Record-Courier: Mandel thanks Portage Officials for joining records post
By Mike Sever
September 9, 2015
Ohio Treasurer Josh Mandel was in Ravenna Tuesday to thank Portage County officials for joining the growing list of local governments on his Ohio Checkbook website.
While agreements still have to be signed, commissioners and Auditor Janet Esposito agreed having Portage's expenses online will benefit taxpayers.
Esposito was the first to stand up and support the program when Mandel spoke about it at the local Republican Party's annual Lincoln Day dinner in March.
On April 7, commissioners agreed to partner with the treasurer's office "assuming there will be no cost" to the county.
So far the county and Streetsboro have agreed to join the program.

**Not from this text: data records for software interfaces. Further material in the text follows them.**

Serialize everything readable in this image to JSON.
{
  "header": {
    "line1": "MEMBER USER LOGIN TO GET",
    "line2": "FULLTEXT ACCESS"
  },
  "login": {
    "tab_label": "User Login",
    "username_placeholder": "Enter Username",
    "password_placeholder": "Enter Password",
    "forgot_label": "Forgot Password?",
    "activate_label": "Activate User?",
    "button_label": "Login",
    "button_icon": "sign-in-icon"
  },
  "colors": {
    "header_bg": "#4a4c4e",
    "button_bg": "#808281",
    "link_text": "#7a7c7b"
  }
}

"Portage County is helping lead the way toward transparency in Ohio," Mandel said.
Maureen T. Frederick, president of the county board of commissioners, said she is "very proud to have Portage County amongst the leaders."
Mandel said 286 local governments out of 3,962 across Ohio have agreed to join since he announced the local government version of the OhioCheckbook.com program at the start of the year. Another 378 governments have expressed interest but not yet committed, he said.
Mandel posted records of more than $408 billion in state spending starting in December 2014. Since then there have been more than 312,000 searches on the site.
Once the local portion is up and running, Ohioans will be able to search billions of dollars of state and local spending.
Mandel said his initiative "is all about empowering taxpayers to hold politicians accountable." He said the transparency of state and local spending is "one of the best antidotes to apathy and corruption."
Commissioner Kathleen Chandler said "informing the public about how public money is spent is important." She said the county has always had its records available, "but it is very difficult to access for the average private citizen."
Commissioner Vicki Kline said the program "will help people understand county spending."
Esposito said information on OhioCheckbook.com will be similar to what her office already posts on the county website.
Mandel said the state site has cutting-edge features such as "Google-style" search capabilities to allow users to sort by keyword, department, cateory or vendor; interactive charts; and functionality to compare state spending year-to-year or among agencies.
Mandel said he hopes to encourage local governments to use the system to find ways to collaborate, such as joint purchases of materials or services.
Other places that have put their financial information online have found it decreases the number of public records requests, because people can search the files for themselves.